His hard work, his rich experience in managing the economy during a period of great change, and his openness to new ideas for the economy have resulted in a profound understanding of the transformations occurring throughout the entire post-communist world. A bit of luck placed Kolodko in the fortress of mainstream orthodoxy at the very moment when its supporting theses were being revised. Thus he could not only observe, but even contribute to what has become known as the post-Washington consensus. Kolodko's criticism of the shock programs of the IMF and the World Bank is excellent. I hope that when he returns to his country he will find that therapy is not only about institution building, but that it is also a time of cooperation with the patient.
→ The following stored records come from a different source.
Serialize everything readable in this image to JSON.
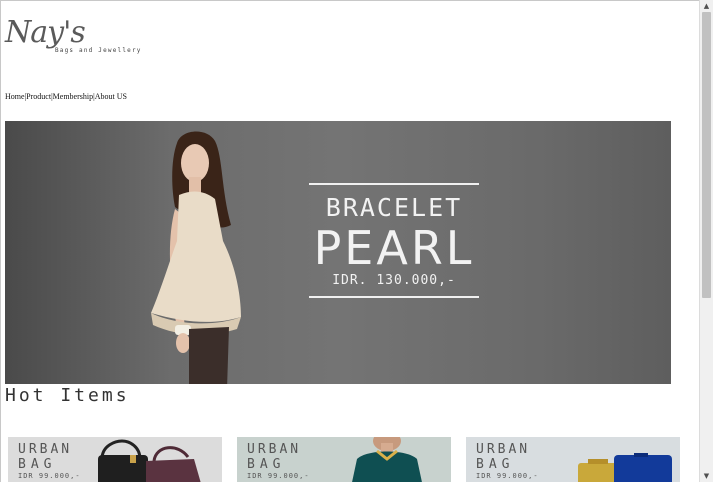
{
  "logo": {
    "script_text": "Nay's",
    "tagline": "Bags and Jewellery"
  },
  "nav": {
    "items": [
      {
        "label": "Home"
      },
      {
        "label": "Product"
      },
      {
        "label": "Membership"
      },
      {
        "label": "About US"
      }
    ],
    "separator": "|"
  },
  "banner": {
    "line1": "BRACELET",
    "line2": "PEARL",
    "price": "IDR. 130.000,-"
  },
  "section": {
    "title": "Hot Items"
  },
  "products": [
    {
      "line1": "URBAN",
      "line2": "BAG",
      "price": "IDR 99.000,-"
    },
    {
      "line1": "URBAN",
      "line2": "BAG",
      "price": "IDR 99.000,-"
    },
    {
      "line1": "URBAN",
      "line2": "BAG",
      "price": "IDR 99.000,-"
    }
  ],
  "scrollbar": {
    "up_glyph": "▲",
    "down_glyph": "▼"
  },
  "colors": {
    "banner_gray": "#6c6c6c",
    "text_dark": "#333333",
    "card1_bg": "#dcdcdc",
    "card2_bg": "#cfd8d4",
    "card3_bg": "#d8dde0"
  }
}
It is therefore closer to group therapy than to a treatment for poisoning.
Janine Wedel, George Washington University, Washington, D.C.
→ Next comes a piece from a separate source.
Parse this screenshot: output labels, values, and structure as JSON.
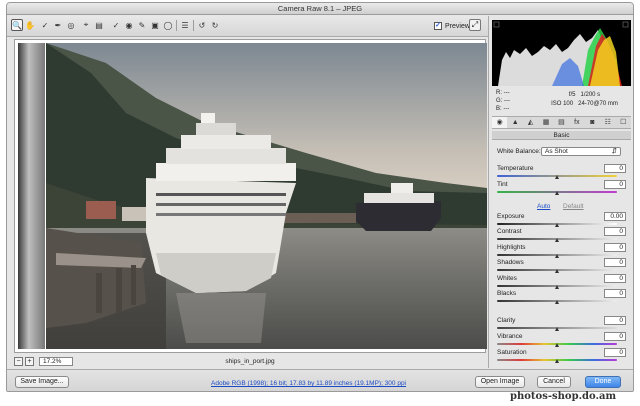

"From Shock to Therapy" is one of the most important books written on the economic 'transition' away from communism. Grzegorz W. Kolodko's rare combination of experience as Poland's Minister of Finance and First Deputy Prime Minister, as a Western-trained economist, and as a visiting scholar with the Bretton Woods institutions uniquely qualifies him to debunk pervasive mythology about the economic orthodoxies and 'reforms' offered up by the West to the post-communist countries. "From Shock to Therapy" should be required reading for everyone curious about the true story of economic transition in the former communist countries.
Giovanni Andrea Cornia, The former Director, UNU/WIDER
The transition to the market economy of the former socialist countries of Europe and Asia is certainly the most momentous event of the last two decades of this millennium. Its onset has been unpredictable, and most of its outcomes contrast sharply with the initial expectations. While generating an extensive - and still rapidly growing - literature on it, many aspects of the transition process - such as the huge cross-country differences in economic and social performance - remain broadly ununderstood and unexplained.Until recently, most of the transition debate has placed greater attention on some aspects of this great transformation, e.g. on rapid macroeconomic stabilization, liberalization and privatization. It has emphasized less the role of initial institutional conditions, the political economy of transition, and the role of external advice in this process. In this highly original single-authored study on the economics of post-socialism, Grzegorz W. Kolodko attempts to fill this gap. He recognizes the need for sound economic fundamentals but, at the same time, emphasizes the long-term multifaceted nature of the transition process, the influence of historical factors on the outcomes of the reform process, and the crucial need for developing gradually but steadily those institutional arrangements which are the best guarantees of successful transition.While all readers may not agree with his interpretation of the transition or his policy approach, they will no doubt benefit from this well researched and provocative analysis which challenges many of the simplicities of the 'Washington consensus'. Indeed, Kolodko places his analysis of the transition in a broader social and political-economic context, and strongly emphasizes the need for a gradual build up of institutions. This book has been written by a scholar who played a key role in the formulation of the successful policies adopted in Poland over 1994-97, the most successful transitional economy of Europe. As such it does not suffer from the lack of credibility and reality testing that affects a part of the current literature on the transition process.Kolodko's book is therefore essential reading for anyone interested in a critical assessment of the transition process. It is an invaluable guide for those seriously interested in understanding the great transformation still underway in most of the former socialist bloc. As such, I warmly recommend it to academics and practitioners alike, as well as to investors, economists from the international agencies working on the transition, and, of course, the enlightened general reader.